The Quality of Quality Counts: Response to Education Gadfly Critique
My Dearest Gadfly,
My colleagues and I here at Editorial Projects in Education were starting to wonder whether the reception to the latest edition of our Quality Counts report and its Chance-for-Success Index had been a bit too positive. Fortunately, your recent column calling to attention the error of our ways snapped us out of our happy reverie (see here). So we were grateful for the opportunity to pen a response in your highly influential publication (For those who do not partake of the inside-the-Beltway habit of handicapping clout and prestige, a recent study by our research center identified the Education Gadfly newsletter as one of the most influential information sources in the education policy field. See here and here.)
But on a more serious note, I would like to answer a couple questions that I believe the Gadfly’s recent editorial posed and then went on to answer incorrectly. Those being: The Chance for Success Index is really just saying that demography is destiny, isn’t it? And, Why, oh why, did you abandon your way from the path of standards-based reform?
First things first. I should emphatically state that we do not now, nor have we ever believed that demography is destiny. To suggest such was certainly not the intent behind the report as a whole or the Index in particular. Nor do we feel that a more-than-cursory perusal of Quality Counts will leave readers with that impression.

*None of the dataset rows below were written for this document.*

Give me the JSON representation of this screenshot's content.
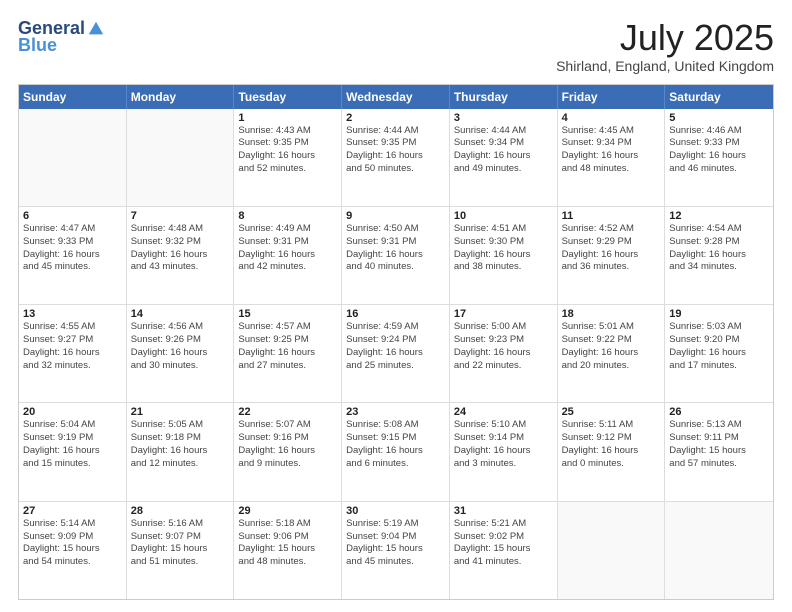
{
  "logo": {
    "general": "General",
    "blue": "Blue"
  },
  "title": "July 2025",
  "location": "Shirland, England, United Kingdom",
  "weekdays": [
    "Sunday",
    "Monday",
    "Tuesday",
    "Wednesday",
    "Thursday",
    "Friday",
    "Saturday"
  ],
  "weeks": [
    [
      {
        "day": "",
        "lines": []
      },
      {
        "day": "",
        "lines": []
      },
      {
        "day": "1",
        "lines": [
          "Sunrise: 4:43 AM",
          "Sunset: 9:35 PM",
          "Daylight: 16 hours",
          "and 52 minutes."
        ]
      },
      {
        "day": "2",
        "lines": [
          "Sunrise: 4:44 AM",
          "Sunset: 9:35 PM",
          "Daylight: 16 hours",
          "and 50 minutes."
        ]
      },
      {
        "day": "3",
        "lines": [
          "Sunrise: 4:44 AM",
          "Sunset: 9:34 PM",
          "Daylight: 16 hours",
          "and 49 minutes."
        ]
      },
      {
        "day": "4",
        "lines": [
          "Sunrise: 4:45 AM",
          "Sunset: 9:34 PM",
          "Daylight: 16 hours",
          "and 48 minutes."
        ]
      },
      {
        "day": "5",
        "lines": [
          "Sunrise: 4:46 AM",
          "Sunset: 9:33 PM",
          "Daylight: 16 hours",
          "and 46 minutes."
        ]
      }
    ],
    [
      {
        "day": "6",
        "lines": [
          "Sunrise: 4:47 AM",
          "Sunset: 9:33 PM",
          "Daylight: 16 hours",
          "and 45 minutes."
        ]
      },
      {
        "day": "7",
        "lines": [
          "Sunrise: 4:48 AM",
          "Sunset: 9:32 PM",
          "Daylight: 16 hours",
          "and 43 minutes."
        ]
      },
      {
        "day": "8",
        "lines": [
          "Sunrise: 4:49 AM",
          "Sunset: 9:31 PM",
          "Daylight: 16 hours",
          "and 42 minutes."
        ]
      },
      {
        "day": "9",
        "lines": [
          "Sunrise: 4:50 AM",
          "Sunset: 9:31 PM",
          "Daylight: 16 hours",
          "and 40 minutes."
        ]
      },
      {
        "day": "10",
        "lines": [
          "Sunrise: 4:51 AM",
          "Sunset: 9:30 PM",
          "Daylight: 16 hours",
          "and 38 minutes."
        ]
      },
      {
        "day": "11",
        "lines": [
          "Sunrise: 4:52 AM",
          "Sunset: 9:29 PM",
          "Daylight: 16 hours",
          "and 36 minutes."
        ]
      },
      {
        "day": "12",
        "lines": [
          "Sunrise: 4:54 AM",
          "Sunset: 9:28 PM",
          "Daylight: 16 hours",
          "and 34 minutes."
        ]
      }
    ],
    [
      {
        "day": "13",
        "lines": [
          "Sunrise: 4:55 AM",
          "Sunset: 9:27 PM",
          "Daylight: 16 hours",
          "and 32 minutes."
        ]
      },
      {
        "day": "14",
        "lines": [
          "Sunrise: 4:56 AM",
          "Sunset: 9:26 PM",
          "Daylight: 16 hours",
          "and 30 minutes."
        ]
      },
      {
        "day": "15",
        "lines": [
          "Sunrise: 4:57 AM",
          "Sunset: 9:25 PM",
          "Daylight: 16 hours",
          "and 27 minutes."
        ]
      },
      {
        "day": "16",
        "lines": [
          "Sunrise: 4:59 AM",
          "Sunset: 9:24 PM",
          "Daylight: 16 hours",
          "and 25 minutes."
        ]
      },
      {
        "day": "17",
        "lines": [
          "Sunrise: 5:00 AM",
          "Sunset: 9:23 PM",
          "Daylight: 16 hours",
          "and 22 minutes."
        ]
      },
      {
        "day": "18",
        "lines": [
          "Sunrise: 5:01 AM",
          "Sunset: 9:22 PM",
          "Daylight: 16 hours",
          "and 20 minutes."
        ]
      },
      {
        "day": "19",
        "lines": [
          "Sunrise: 5:03 AM",
          "Sunset: 9:20 PM",
          "Daylight: 16 hours",
          "and 17 minutes."
        ]
      }
    ],
    [
      {
        "day": "20",
        "lines": [
          "Sunrise: 5:04 AM",
          "Sunset: 9:19 PM",
          "Daylight: 16 hours",
          "and 15 minutes."
        ]
      },
      {
        "day": "21",
        "lines": [
          "Sunrise: 5:05 AM",
          "Sunset: 9:18 PM",
          "Daylight: 16 hours",
          "and 12 minutes."
        ]
      },
      {
        "day": "22",
        "lines": [
          "Sunrise: 5:07 AM",
          "Sunset: 9:16 PM",
          "Daylight: 16 hours",
          "and 9 minutes."
        ]
      },
      {
        "day": "23",
        "lines": [
          "Sunrise: 5:08 AM",
          "Sunset: 9:15 PM",
          "Daylight: 16 hours",
          "and 6 minutes."
        ]
      },
      {
        "day": "24",
        "lines": [
          "Sunrise: 5:10 AM",
          "Sunset: 9:14 PM",
          "Daylight: 16 hours",
          "and 3 minutes."
        ]
      },
      {
        "day": "25",
        "lines": [
          "Sunrise: 5:11 AM",
          "Sunset: 9:12 PM",
          "Daylight: 16 hours",
          "and 0 minutes."
        ]
      },
      {
        "day": "26",
        "lines": [
          "Sunrise: 5:13 AM",
          "Sunset: 9:11 PM",
          "Daylight: 15 hours",
          "and 57 minutes."
        ]
      }
    ],
    [
      {
        "day": "27",
        "lines": [
          "Sunrise: 5:14 AM",
          "Sunset: 9:09 PM",
          "Daylight: 15 hours",
          "and 54 minutes."
        ]
      },
      {
        "day": "28",
        "lines": [
          "Sunrise: 5:16 AM",
          "Sunset: 9:07 PM",
          "Daylight: 15 hours",
          "and 51 minutes."
        ]
      },
      {
        "day": "29",
        "lines": [
          "Sunrise: 5:18 AM",
          "Sunset: 9:06 PM",
          "Daylight: 15 hours",
          "and 48 minutes."
        ]
      },
      {
        "day": "30",
        "lines": [
          "Sunrise: 5:19 AM",
          "Sunset: 9:04 PM",
          "Daylight: 15 hours",
          "and 45 minutes."
        ]
      },
      {
        "day": "31",
        "lines": [
          "Sunrise: 5:21 AM",
          "Sunset: 9:02 PM",
          "Daylight: 15 hours",
          "and 41 minutes."
        ]
      },
      {
        "day": "",
        "lines": []
      },
      {
        "day": "",
        "lines": []
      }
    ]
  ]
}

The goal of this year’s report, in very general terms, was to think about education within a much broader perspective than is often the case. We do this by examining the ways in which education plays out through a person’s lifetime. That’s the “From Cradle to Career” part of the report’s title. In more concrete terms, we also wanted to illustrate how a person’s life opportunities could differ across the nation owing to state-by-state disparities in the foundations for learning that are laid during childhood, the performance of education systems during the formal school years, and opportunities to make good on a good education in a state’s labor market during adulthood. If you combine those goals, a whole lotta data, and some non-trivial statistical gyrations, then you get our Chance-for-Success Index.

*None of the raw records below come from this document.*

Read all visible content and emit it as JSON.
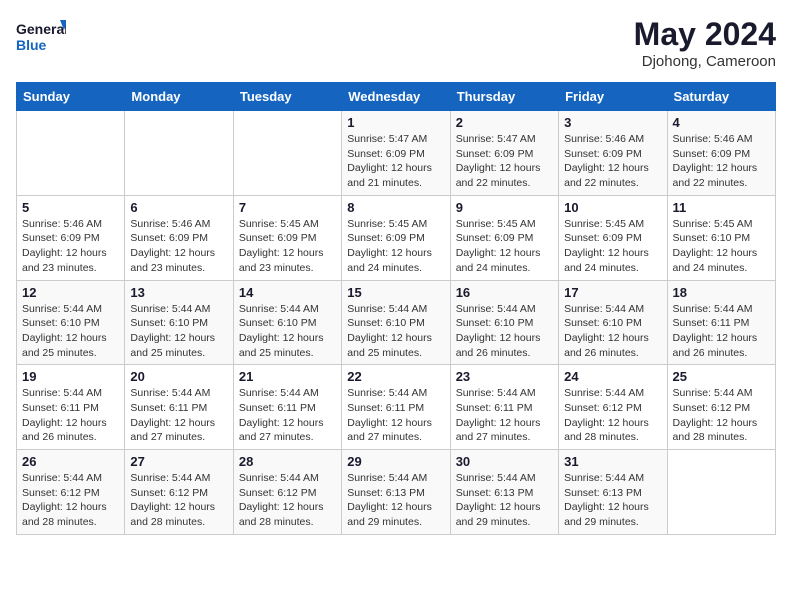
{
  "header": {
    "logo_line1": "General",
    "logo_line2": "Blue",
    "title": "May 2024",
    "subtitle": "Djohong, Cameroon"
  },
  "weekdays": [
    "Sunday",
    "Monday",
    "Tuesday",
    "Wednesday",
    "Thursday",
    "Friday",
    "Saturday"
  ],
  "weeks": [
    [
      {
        "day": "",
        "info": ""
      },
      {
        "day": "",
        "info": ""
      },
      {
        "day": "",
        "info": ""
      },
      {
        "day": "1",
        "info": "Sunrise: 5:47 AM\nSunset: 6:09 PM\nDaylight: 12 hours and 21 minutes."
      },
      {
        "day": "2",
        "info": "Sunrise: 5:47 AM\nSunset: 6:09 PM\nDaylight: 12 hours and 22 minutes."
      },
      {
        "day": "3",
        "info": "Sunrise: 5:46 AM\nSunset: 6:09 PM\nDaylight: 12 hours and 22 minutes."
      },
      {
        "day": "4",
        "info": "Sunrise: 5:46 AM\nSunset: 6:09 PM\nDaylight: 12 hours and 22 minutes."
      }
    ],
    [
      {
        "day": "5",
        "info": "Sunrise: 5:46 AM\nSunset: 6:09 PM\nDaylight: 12 hours and 23 minutes."
      },
      {
        "day": "6",
        "info": "Sunrise: 5:46 AM\nSunset: 6:09 PM\nDaylight: 12 hours and 23 minutes."
      },
      {
        "day": "7",
        "info": "Sunrise: 5:45 AM\nSunset: 6:09 PM\nDaylight: 12 hours and 23 minutes."
      },
      {
        "day": "8",
        "info": "Sunrise: 5:45 AM\nSunset: 6:09 PM\nDaylight: 12 hours and 24 minutes."
      },
      {
        "day": "9",
        "info": "Sunrise: 5:45 AM\nSunset: 6:09 PM\nDaylight: 12 hours and 24 minutes."
      },
      {
        "day": "10",
        "info": "Sunrise: 5:45 AM\nSunset: 6:09 PM\nDaylight: 12 hours and 24 minutes."
      },
      {
        "day": "11",
        "info": "Sunrise: 5:45 AM\nSunset: 6:10 PM\nDaylight: 12 hours and 24 minutes."
      }
    ],
    [
      {
        "day": "12",
        "info": "Sunrise: 5:44 AM\nSunset: 6:10 PM\nDaylight: 12 hours and 25 minutes."
      },
      {
        "day": "13",
        "info": "Sunrise: 5:44 AM\nSunset: 6:10 PM\nDaylight: 12 hours and 25 minutes."
      },
      {
        "day": "14",
        "info": "Sunrise: 5:44 AM\nSunset: 6:10 PM\nDaylight: 12 hours and 25 minutes."
      },
      {
        "day": "15",
        "info": "Sunrise: 5:44 AM\nSunset: 6:10 PM\nDaylight: 12 hours and 25 minutes."
      },
      {
        "day": "16",
        "info": "Sunrise: 5:44 AM\nSunset: 6:10 PM\nDaylight: 12 hours and 26 minutes."
      },
      {
        "day": "17",
        "info": "Sunrise: 5:44 AM\nSunset: 6:10 PM\nDaylight: 12 hours and 26 minutes."
      },
      {
        "day": "18",
        "info": "Sunrise: 5:44 AM\nSunset: 6:11 PM\nDaylight: 12 hours and 26 minutes."
      }
    ],
    [
      {
        "day": "19",
        "info": "Sunrise: 5:44 AM\nSunset: 6:11 PM\nDaylight: 12 hours and 26 minutes."
      },
      {
        "day": "20",
        "info": "Sunrise: 5:44 AM\nSunset: 6:11 PM\nDaylight: 12 hours and 27 minutes."
      },
      {
        "day": "21",
        "info": "Sunrise: 5:44 AM\nSunset: 6:11 PM\nDaylight: 12 hours and 27 minutes."
      },
      {
        "day": "22",
        "info": "Sunrise: 5:44 AM\nSunset: 6:11 PM\nDaylight: 12 hours and 27 minutes."
      },
      {
        "day": "23",
        "info": "Sunrise: 5:44 AM\nSunset: 6:11 PM\nDaylight: 12 hours and 27 minutes."
      },
      {
        "day": "24",
        "info": "Sunrise: 5:44 AM\nSunset: 6:12 PM\nDaylight: 12 hours and 28 minutes."
      },
      {
        "day": "25",
        "info": "Sunrise: 5:44 AM\nSunset: 6:12 PM\nDaylight: 12 hours and 28 minutes."
      }
    ],
    [
      {
        "day": "26",
        "info": "Sunrise: 5:44 AM\nSunset: 6:12 PM\nDaylight: 12 hours and 28 minutes."
      },
      {
        "day": "27",
        "info": "Sunrise: 5:44 AM\nSunset: 6:12 PM\nDaylight: 12 hours and 28 minutes."
      },
      {
        "day": "28",
        "info": "Sunrise: 5:44 AM\nSunset: 6:12 PM\nDaylight: 12 hours and 28 minutes."
      },
      {
        "day": "29",
        "info": "Sunrise: 5:44 AM\nSunset: 6:13 PM\nDaylight: 12 hours and 29 minutes."
      },
      {
        "day": "30",
        "info": "Sunrise: 5:44 AM\nSunset: 6:13 PM\nDaylight: 12 hours and 29 minutes."
      },
      {
        "day": "31",
        "info": "Sunrise: 5:44 AM\nSunset: 6:13 PM\nDaylight: 12 hours and 29 minutes."
      },
      {
        "day": "",
        "info": ""
      }
    ]
  ]
}
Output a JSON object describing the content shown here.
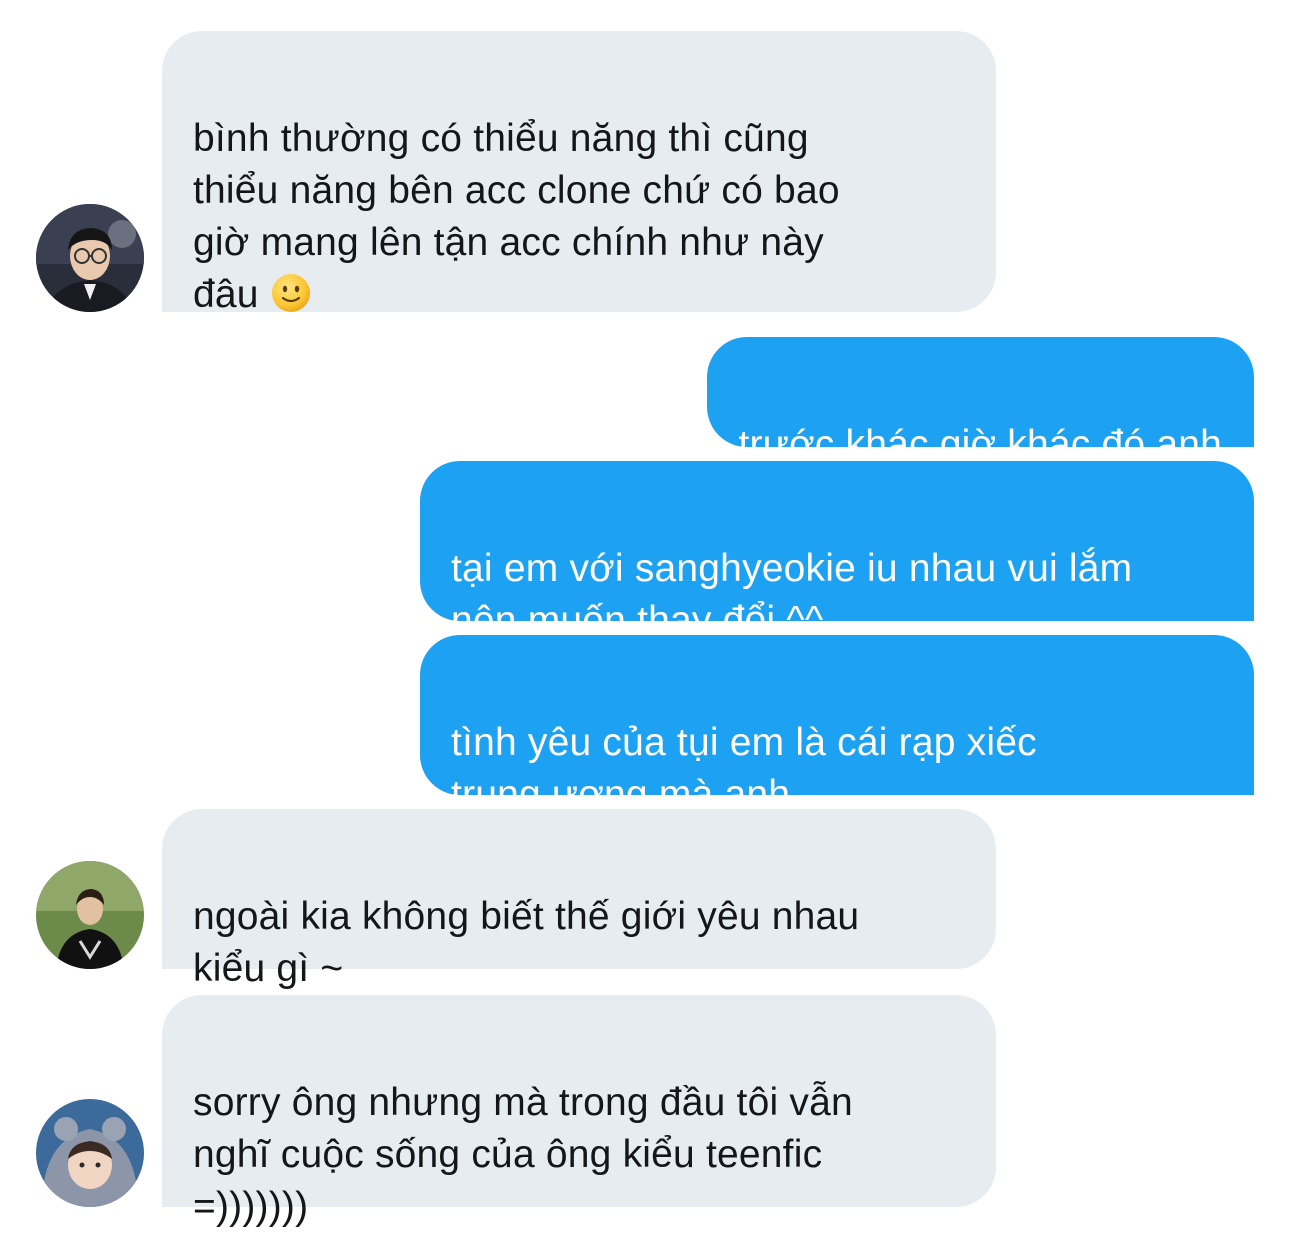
{
  "messages": [
    {
      "direction": "incoming",
      "text": "bình thường có thiểu năng thì cũng\nthiểu năng bên acc clone chứ có bao\ngiờ mang lên tận acc chính như này\nđâu",
      "emoji": "slightly-smiling-face-icon",
      "avatar": "avatar-user-glasses"
    },
    {
      "direction": "outgoing",
      "text": "trước khác giờ khác đó anh"
    },
    {
      "direction": "outgoing",
      "text": "tại em với sanghyeokie iu nhau vui lắm\nnên muốn thay đổi ^^"
    },
    {
      "direction": "outgoing",
      "text": "tình yêu của tụi em là cái rạp xiếc\ntrung ương mà anh"
    },
    {
      "direction": "incoming",
      "text": "ngoài kia không biết thế giới yêu nhau\nkiểu gì ~",
      "avatar": "avatar-user-jersey"
    },
    {
      "direction": "incoming",
      "text": "sorry ông nhưng mà trong đầu tôi vẫn\nnghĩ cuộc sống của ông kiểu teenfic\n=)))))))",
      "avatar": "avatar-user-hood"
    }
  ],
  "colors": {
    "incoming_bubble": "#e6ecf0",
    "outgoing_bubble": "#1da1f2",
    "incoming_text": "#14171a",
    "outgoing_text": "#ffffff"
  }
}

Among the 13 indicators that make up the Index, we examine several social and economic conditions in the household during the childhood years – parental education, income, employment, and English fluency. Does this mean that a child will necessarily start school behind the curve if his or her parents are poorly educated, work sporadically or in a low-paying job, or don’t speak English very well? Absolutely not. But is there a solid research base linking these factors with readiness to learn when children enter school? Absolutely. That’s why we focused on these issues.
Now, a critic (like, say, the Gadfly) might suggest that it’s not fair to evaluate a state based on factors (like, say, demographics) over which education systems and policymakers have no control. My response would be that, sure, state policymakers may not be able to wave a magic wand to get more “favorable” demographics. But state policy leadership should be all about looking for solutions that mitigate the known impacts that disadvantages like poverty have on their children.
Well, that critic might say, schools can’t fix poverty on their own. And that really is the whole point of our report. Of course they can’t. But public schools are responsible for educating all children who enter through their doors and for providing them with the kinds of skills they need to successfully continue on to further education, work, and citizenship. Much of our report, in fact, is devoted to the proposition that states can strengthen K-12 schooling through policies that link it more closely with early childhood education, postsecondary systems, and the workforce.
And as a final response to the demography-is-destiny accusation, I offer an empirical example. Those who read the report carefully will find that Chance-for-Success doesn’t tell one single story. It tells 51 unique stories, for the states plus the District of Columbia. One can find instances where two states – like California and New Mexico – start off in very similar demographic positions. However, they diverge when it comes to performance during the schooling years and opportunities for adults to reap the rewards of a good education in the labor market. California fares considerably better in the end. Had demography really predestined the outcome, the ends of both state stories would have been one and the same.
Now, to briefly address Gadfly’s second question – Why aren’t we looking at standards-based reform any more? The response to this one is pretty simple. We are. The report still tracks over 70 indicators in the areas of standards, assessments, and accountability. And, although we aren’t providing letter grades this year, we do rank states on a set of core standards policies in our online state highlights reports. So for standards-lovers, Quality Counts still has plenty of red meat to dig in to. (Oh, and for those who would argue that the real issue is how schools perform, we have a K-12 State Achievement Index for that too.)
Of course, capturing state-level policy efforts around standards in a meaningful way is a much different task in 2007 than it was in 1997 when Quality Counts first hit the newsstands. To quote a very quotable someone, “Times, they are a changin'.” Quality Counts has stayed relevant by evolving alongside the standards movement and it will continue to do so.
In last year’s 10th anniversary report, we found that standards, assessment, and accountability policies were linked to stronger state achievement gains. This was not true, however, for policies related to teacher quality or to indicators of financial resources and equity. We believe that it’s generally a good idea to learn from findings like these. So this time around Quality Counts took a hiatus from the teacher and finance categories. But in the coming year we will be engaging the education research and policy community to figure out how to best approach these two areas when we reintroduce them to the report. Those interested can find more information about this online (see here).
So I guess, in the end, the more things change, the more they stay the same.
Christopher B. Swanson
Editorial Projects in Education Research Center